→ **Exercise prompt**
Pull every line with "contacts" from the entries below.

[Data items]
================================
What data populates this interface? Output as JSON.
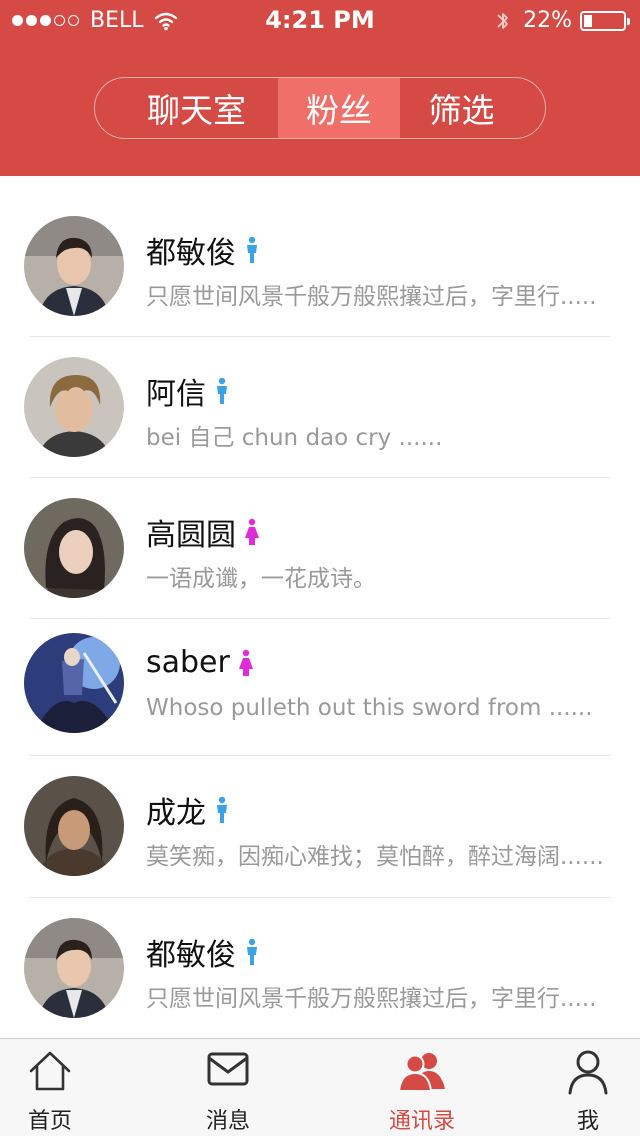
{
  "status_bar": {
    "carrier": "BELL",
    "time": "4:21 PM",
    "battery": "22%",
    "battery_level": 0.22,
    "signal_bars_filled": 3,
    "signal_bars_total": 5
  },
  "segments": [
    {
      "label": "聊天室",
      "selected": false
    },
    {
      "label": "粉丝",
      "selected": true
    },
    {
      "label": "筛选",
      "selected": false
    }
  ],
  "colors": {
    "header": "#d64a45",
    "segment_selected": "#f06f68",
    "male": "#3aa3e8",
    "female": "#e22bd8",
    "tab_active": "#d64a45"
  },
  "contacts": [
    {
      "name": "都敏俊",
      "gender": "male",
      "desc": "只愿世间风景千般万般熙攘过后，字里行....."
    },
    {
      "name": "阿信",
      "gender": "male",
      "desc": "bei 自己 chun dao  cry ......"
    },
    {
      "name": "高圆圆",
      "gender": "female",
      "desc": "一语成谶，一花成诗。"
    },
    {
      "name": "saber",
      "gender": "female",
      "desc": "Whoso pulleth out this sword from ......"
    },
    {
      "name": "成龙",
      "gender": "male",
      "desc": "莫笑痴，因痴心难找；莫怕醉，醉过海阔......"
    },
    {
      "name": "都敏俊",
      "gender": "male",
      "desc": "只愿世间风景千般万般熙攘过后，字里行....."
    }
  ],
  "tabbar": {
    "home": "首页",
    "messages": "消息",
    "contacts": "通讯录",
    "me": "我",
    "active": "contacts"
  }
}
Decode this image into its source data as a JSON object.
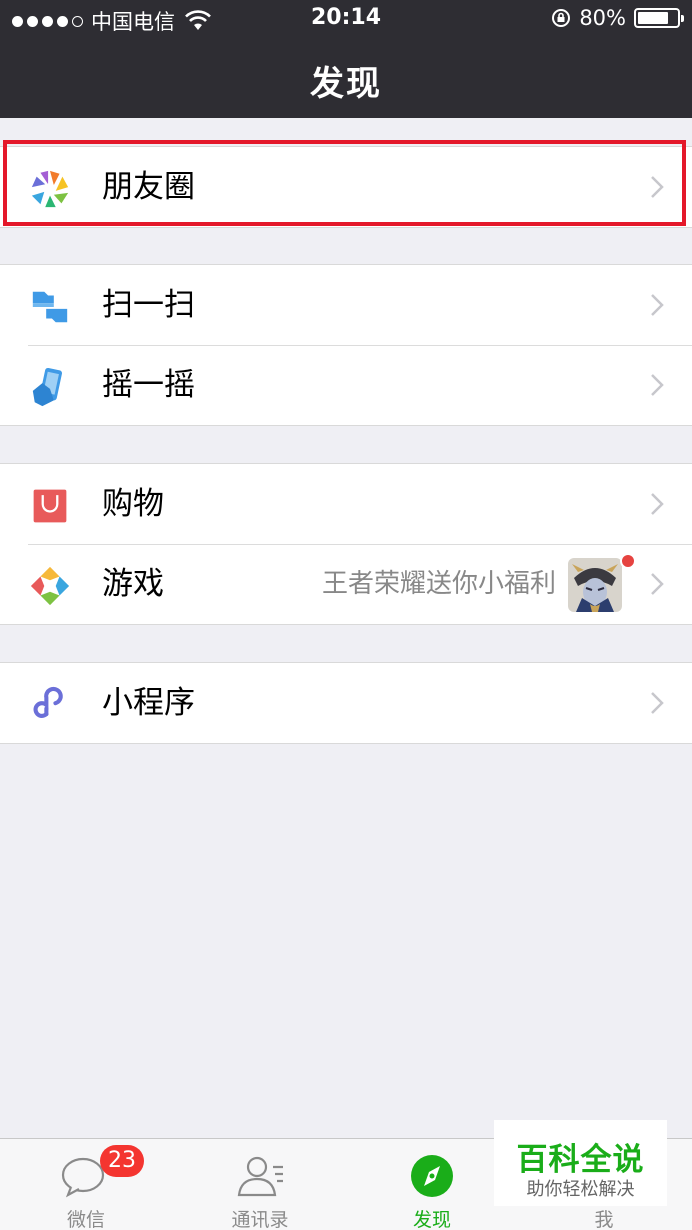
{
  "status_bar": {
    "carrier": "中国电信",
    "time": "20:14",
    "battery": "80%",
    "battery_level": 0.8,
    "signal_bars": 4
  },
  "nav": {
    "title": "发现"
  },
  "groups": [
    {
      "items": [
        {
          "label": "朋友圈",
          "icon": "moments-aperture-icon"
        }
      ]
    },
    {
      "items": [
        {
          "label": "扫一扫",
          "icon": "scan-icon"
        },
        {
          "label": "摇一摇",
          "icon": "shake-phone-icon"
        }
      ]
    },
    {
      "items": [
        {
          "label": "购物",
          "icon": "shopping-bag-icon"
        },
        {
          "label": "游戏",
          "icon": "games-diamond-icon",
          "extra_text": "王者荣耀送你小福利"
        }
      ]
    },
    {
      "items": [
        {
          "label": "小程序",
          "icon": "mini-program-icon"
        }
      ]
    }
  ],
  "tabbar": {
    "tabs": [
      {
        "label": "微信",
        "icon": "chat-bubble-icon",
        "badge": "23"
      },
      {
        "label": "通讯录",
        "icon": "contacts-icon"
      },
      {
        "label": "发现",
        "icon": "compass-icon",
        "active": true
      },
      {
        "label": "我",
        "icon": "me-icon"
      }
    ]
  },
  "watermark": {
    "title": "百科全说",
    "subtitle": "助你轻松解决"
  },
  "colors": {
    "accent": "#1aad19",
    "highlight_border": "#e4182a",
    "badge": "#f43530",
    "navbar": "#2e2d33"
  }
}
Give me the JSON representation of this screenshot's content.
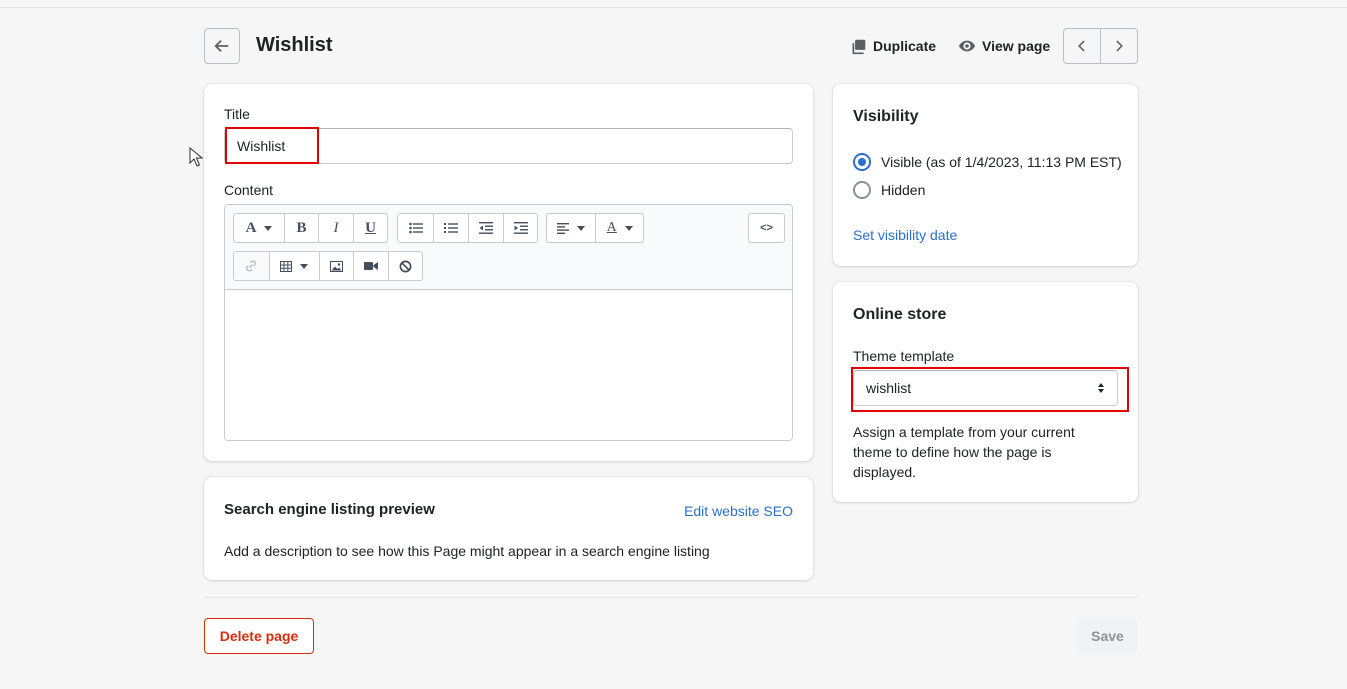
{
  "header": {
    "title": "Wishlist",
    "duplicate_label": "Duplicate",
    "view_page_label": "View page"
  },
  "main": {
    "title_label": "Title",
    "title_value": "Wishlist",
    "content_label": "Content",
    "toolbar": {
      "font_glyph": "A",
      "bold_glyph": "B",
      "italic_glyph": "I",
      "underline_glyph": "U",
      "text_color_glyph": "A",
      "html_glyph": "<>"
    }
  },
  "seo": {
    "title": "Search engine listing preview",
    "edit_link": "Edit website SEO",
    "description": "Add a description to see how this Page might appear in a search engine listing"
  },
  "visibility": {
    "title": "Visibility",
    "options": [
      {
        "label": "Visible (as of 1/4/2023, 11:13 PM EST)",
        "selected": true
      },
      {
        "label": "Hidden",
        "selected": false
      }
    ],
    "set_date_link": "Set visibility date"
  },
  "online_store": {
    "title": "Online store",
    "template_label": "Theme template",
    "template_value": "wishlist",
    "help_text": "Assign a template from your current theme to define how the page is displayed."
  },
  "footer": {
    "delete_label": "Delete page",
    "save_label": "Save"
  },
  "colors": {
    "accent": "#2c6ecb",
    "danger": "#d72c0d",
    "highlight": "#e20000"
  }
}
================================
→ **Final answer**
  "contacts": [
    "contacts": "通讯录",
    "active": "contacts"
        "icon": "contacts-icon"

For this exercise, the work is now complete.